And the number of customers that we’re engaging year over year, I think that’s key. So we look at sort of balancing between high touch programs as well as programs that are designed for scale and growth and really contributing to the bottom line.
Margot Leong: I can imagine, actually that I know that you guys have all sorts of programs that you are running concurrently, and I can imagine actually some of them are very separate, but in a lot of ways, there’s customers that may be involved in something or on the advocacy side or may not be involved at all, but are happy. And then they maybe hear about the awards program and that’s a perfect time to actually extend your relationship with them.
Kevin Lau: We look at it as sort of a continuum where it doesn’t necessarily start and stop, but you know, we’re kind of like walking with the customer throughout their entire journey, whether it ends up being a couple months to a couple of years or we end up being lifelong friends, but it kind of boils down to letting them choose what works for them at that period of time. We kind of phrased it as, like, what kind of experience maker do you want to be? And they kind of pick their journey from there.
Margot Leong: Well, Kevin, I think this is a perfect place to wrap up. The last question is of course, where can our listeners connect with you if they’d like to find out more about the work that we’re doing.
Kevin Lau: I’m pretty active on LinkedIn. I mean, if you guys just look for Kevin Lau, should be pretty easy. You can also send me an email if you’d like, and we can chat more. My email is just firstname.lastname@example.org and I’m sure you’ll probably include some of this in the show notes and whatnot.
Margot Leong: Absolutely. Well, Kevin, I really enjoyed the conversation. I learned a lot as well and again, I’m awed by the scope and you know, what you guys and your team are taking on. I think that what Adobe is doing on the retention side is really innovative and cutting edge and just always with the users in mind. So thank you so much again.
Kevin Lau: Yeah, no, thanks again.
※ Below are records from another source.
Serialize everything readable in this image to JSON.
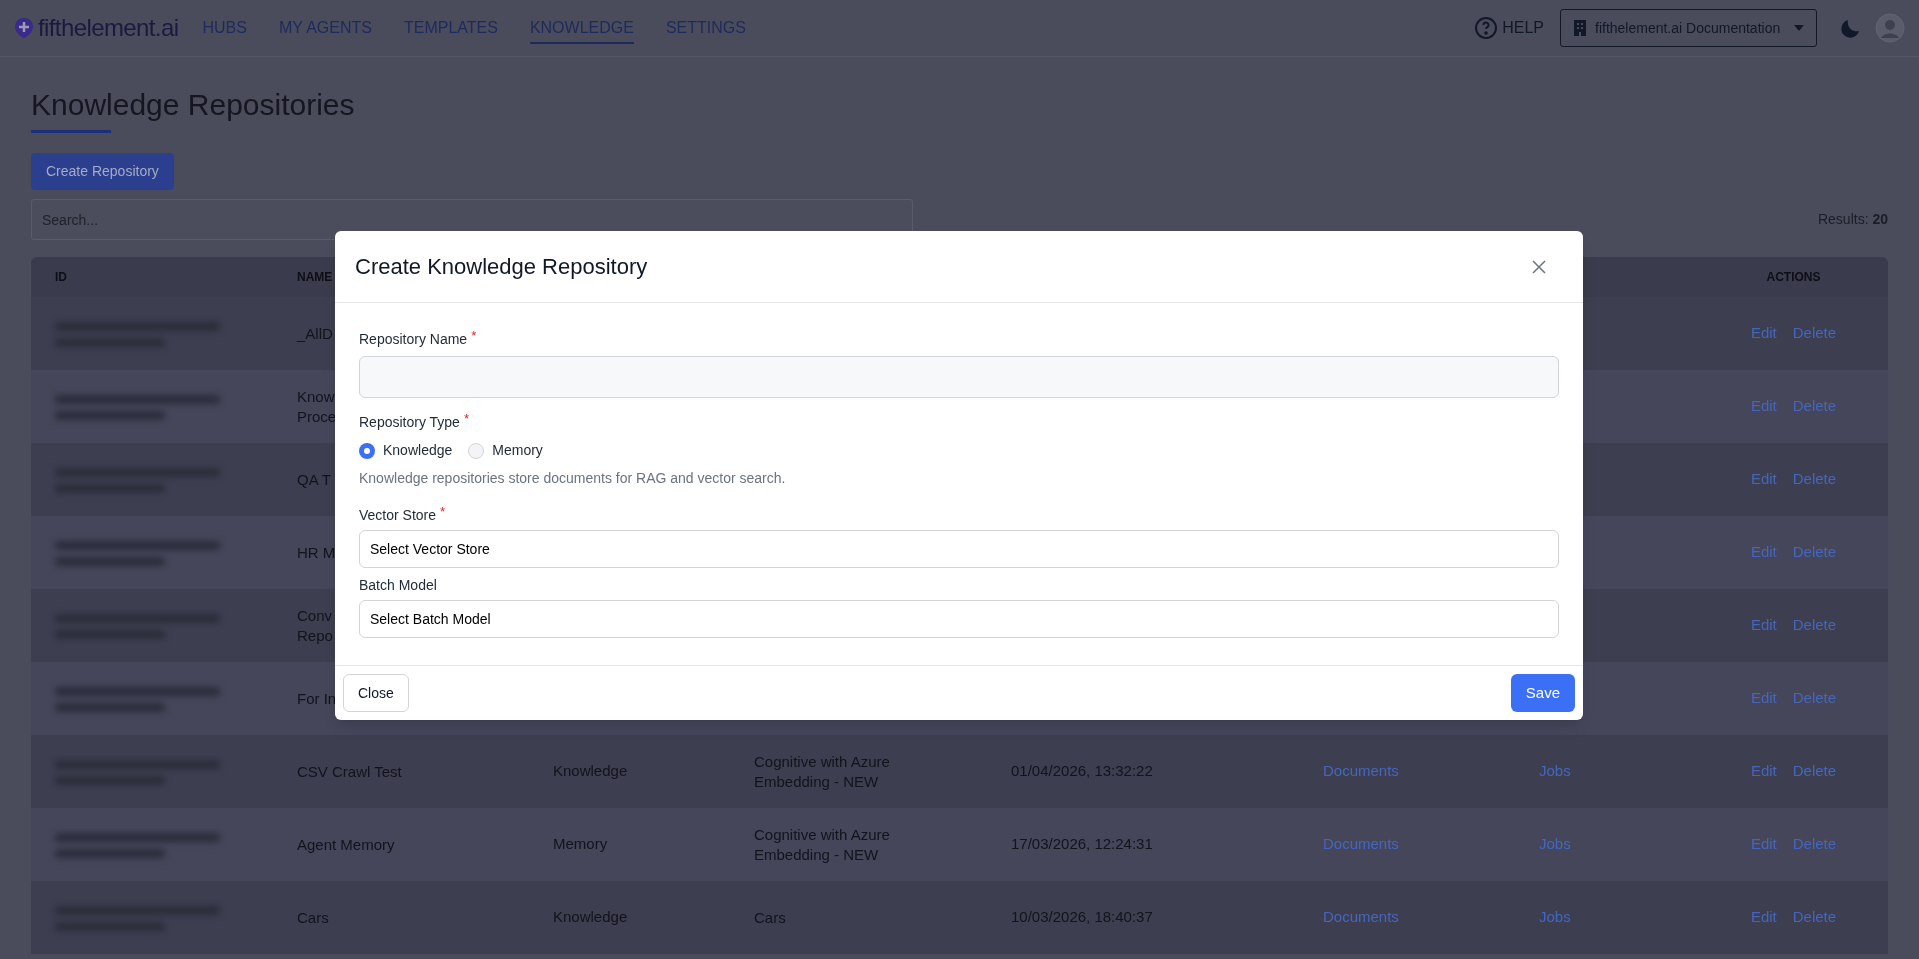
{
  "nav": {
    "logo": "fifthelement.ai",
    "items": [
      {
        "label": "HUBS",
        "selected": false
      },
      {
        "label": "MY AGENTS",
        "selected": false
      },
      {
        "label": "TEMPLATES",
        "selected": false
      },
      {
        "label": "KNOWLEDGE",
        "selected": true
      },
      {
        "label": "SETTINGS",
        "selected": false
      }
    ],
    "help": "HELP",
    "org": "fifthelement.ai Documentation"
  },
  "page": {
    "title": "Knowledge Repositories",
    "create_button": "Create Repository",
    "search": {
      "placeholder": "Search..."
    },
    "results": "Results: **20**"
  },
  "table": {
    "columns": [
      {
        "label": "ID"
      },
      {
        "label": "NAME"
      },
      {
        "label": "ACTIONS"
      }
    ],
    "rows": [
      {
        "name_lines": [
          "_AllD"
        ],
        "edit": "Edit",
        "delete": "Delete"
      },
      {
        "name_lines": [
          "Know",
          "Proce"
        ],
        "edit": "Edit",
        "delete": "Delete"
      },
      {
        "name_lines": [
          "QA T"
        ],
        "edit": "Edit",
        "delete": "Delete"
      },
      {
        "name_lines": [
          "HR M"
        ],
        "edit": "Edit",
        "delete": "Delete"
      },
      {
        "name_lines": [
          "Conv",
          "Repo"
        ],
        "edit": "Edit",
        "delete": "Delete"
      },
      {
        "name_lines": [
          "For In"
        ],
        "edit": "Edit",
        "delete": "Delete"
      },
      {
        "name_lines": [
          "CSV Crawl Test"
        ],
        "type": "Knowledge",
        "vector_store": "Cognitive with Azure Embedding - NEW",
        "created": "01/04/2026, 13:32:22",
        "documents": "Documents",
        "jobs": "Jobs",
        "edit": "Edit",
        "delete": "Delete"
      },
      {
        "name_lines": [
          "Agent Memory"
        ],
        "type": "Memory",
        "vector_store": "Cognitive with Azure Embedding - NEW",
        "created": "17/03/2026, 12:24:31",
        "documents": "Documents",
        "jobs": "Jobs",
        "edit": "Edit",
        "delete": "Delete"
      },
      {
        "name_lines": [
          "Cars"
        ],
        "type": "Knowledge",
        "vector_store": "Cars",
        "created": "10/03/2026, 18:40:37",
        "documents": "Documents",
        "jobs": "Jobs",
        "edit": "Edit",
        "delete": "Delete"
      }
    ]
  },
  "modal": {
    "title": "Create Knowledge Repository",
    "fields": [
      {
        "kind": "text",
        "label": "Repository Name",
        "required_mark": "*"
      },
      {
        "kind": "radio",
        "label": "Repository Type",
        "required_mark": "*",
        "options": [
          {
            "label": "Knowledge",
            "selected": true
          },
          {
            "label": "Memory",
            "selected": false
          }
        ],
        "help": "Knowledge repositories store documents for RAG and vector search."
      },
      {
        "kind": "select",
        "label": "Vector Store",
        "required_mark": "*",
        "value": "Select Vector Store"
      },
      {
        "kind": "select",
        "label": "Batch Model",
        "value": "Select Batch Model"
      }
    ],
    "close_button": "Close",
    "save_button": "Save"
  }
}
I really appreciate the opportunity, Margot.
Thanks for tuning into this episode of Beating The Drum. For more interviews with advocacy leaders and tips on creating customers that will sing your praises, head on over to our website, beatingthedrum.com. If you enjoyed today’s show, please subscribe on Apple Podcasts, Spotify, or wherever you get your podcasts and don’t forget to rate and review us. If you know someone that would be a great fit for the show, I would love to hear about it. You can reach out at beatingthedrum.com. Take care, everybody.